### Work task
As soon as the line containing "Serialize everything readable" appears, copy it and every following line word for word until the records end.

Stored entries

● ● ● ●

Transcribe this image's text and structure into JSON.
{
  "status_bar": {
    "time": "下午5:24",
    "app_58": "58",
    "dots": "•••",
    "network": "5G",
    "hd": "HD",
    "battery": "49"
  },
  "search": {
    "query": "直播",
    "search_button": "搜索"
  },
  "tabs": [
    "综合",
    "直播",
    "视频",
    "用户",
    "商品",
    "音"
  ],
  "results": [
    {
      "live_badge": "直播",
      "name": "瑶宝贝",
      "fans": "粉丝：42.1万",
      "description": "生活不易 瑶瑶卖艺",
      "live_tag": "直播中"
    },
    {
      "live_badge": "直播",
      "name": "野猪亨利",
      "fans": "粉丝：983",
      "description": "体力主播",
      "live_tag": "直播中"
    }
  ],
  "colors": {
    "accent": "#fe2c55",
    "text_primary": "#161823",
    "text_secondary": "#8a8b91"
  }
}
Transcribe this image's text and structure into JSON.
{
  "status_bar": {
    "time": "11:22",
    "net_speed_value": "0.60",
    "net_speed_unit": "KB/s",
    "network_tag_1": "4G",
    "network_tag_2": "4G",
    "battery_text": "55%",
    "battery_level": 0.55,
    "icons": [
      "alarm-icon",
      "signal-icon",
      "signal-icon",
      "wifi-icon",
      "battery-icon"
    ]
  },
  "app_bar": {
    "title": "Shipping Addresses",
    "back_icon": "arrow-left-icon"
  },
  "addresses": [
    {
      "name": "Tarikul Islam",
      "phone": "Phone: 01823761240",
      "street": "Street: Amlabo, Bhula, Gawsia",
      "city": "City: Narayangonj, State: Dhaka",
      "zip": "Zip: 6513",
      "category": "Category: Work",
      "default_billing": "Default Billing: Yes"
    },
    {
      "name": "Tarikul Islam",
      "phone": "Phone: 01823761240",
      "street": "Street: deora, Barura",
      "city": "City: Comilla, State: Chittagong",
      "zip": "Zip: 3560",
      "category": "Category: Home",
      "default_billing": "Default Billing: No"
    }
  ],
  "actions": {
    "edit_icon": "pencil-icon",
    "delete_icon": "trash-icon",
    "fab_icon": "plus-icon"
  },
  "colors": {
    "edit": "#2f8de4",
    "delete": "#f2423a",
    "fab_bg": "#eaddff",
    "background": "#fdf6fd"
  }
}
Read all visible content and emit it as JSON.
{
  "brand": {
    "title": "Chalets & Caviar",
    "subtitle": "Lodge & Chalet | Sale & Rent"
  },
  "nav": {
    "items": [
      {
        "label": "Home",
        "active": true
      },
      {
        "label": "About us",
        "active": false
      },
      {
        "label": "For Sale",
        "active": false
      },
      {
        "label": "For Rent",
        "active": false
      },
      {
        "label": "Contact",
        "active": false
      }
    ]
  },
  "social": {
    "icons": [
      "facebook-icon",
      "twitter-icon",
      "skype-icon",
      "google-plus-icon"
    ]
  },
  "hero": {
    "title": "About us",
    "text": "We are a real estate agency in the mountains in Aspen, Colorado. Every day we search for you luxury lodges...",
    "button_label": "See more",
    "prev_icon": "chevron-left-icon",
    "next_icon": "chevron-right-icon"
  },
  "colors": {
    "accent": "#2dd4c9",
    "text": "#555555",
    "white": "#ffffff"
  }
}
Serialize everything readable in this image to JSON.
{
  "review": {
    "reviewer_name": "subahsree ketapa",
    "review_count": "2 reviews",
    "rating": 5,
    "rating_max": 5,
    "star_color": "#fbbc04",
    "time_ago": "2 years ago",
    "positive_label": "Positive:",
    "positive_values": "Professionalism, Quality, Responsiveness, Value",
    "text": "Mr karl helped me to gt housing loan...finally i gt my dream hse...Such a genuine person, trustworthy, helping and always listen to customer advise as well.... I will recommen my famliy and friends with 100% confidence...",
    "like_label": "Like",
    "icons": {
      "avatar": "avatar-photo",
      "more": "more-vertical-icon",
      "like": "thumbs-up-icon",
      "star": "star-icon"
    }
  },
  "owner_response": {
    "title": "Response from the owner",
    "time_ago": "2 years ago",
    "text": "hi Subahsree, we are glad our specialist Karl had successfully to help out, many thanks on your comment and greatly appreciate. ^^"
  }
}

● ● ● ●

### Exercise answer
Serialize everything readable in this image to JSON.
{
  "review": {
    "reviewer_name": "subahsree ketapa",
    "review_count": "2 reviews",
    "rating": 5,
    "rating_max": 5,
    "star_color": "#fbbc04",
    "time_ago": "2 years ago",
    "positive_label": "Positive:",
    "positive_values": "Professionalism, Quality, Responsiveness, Value",
    "text": "Mr karl helped me to gt housing loan...finally i gt my dream hse...Such a genuine person, trustworthy, helping and always listen to customer advise as well.... I will recommen my famliy and friends with 100% confidence...",
    "like_label": "Like",
    "icons": {
      "avatar": "avatar-photo",
      "more": "more-vertical-icon",
      "like": "thumbs-up-icon",
      "star": "star-icon"
    }
  },
  "owner_response": {
    "title": "Response from the owner",
    "time_ago": "2 years ago",
    "text": "hi Subahsree, we are glad our specialist Karl had successfully to help out, many thanks on your comment and greatly appreciate. ^^"
  }
}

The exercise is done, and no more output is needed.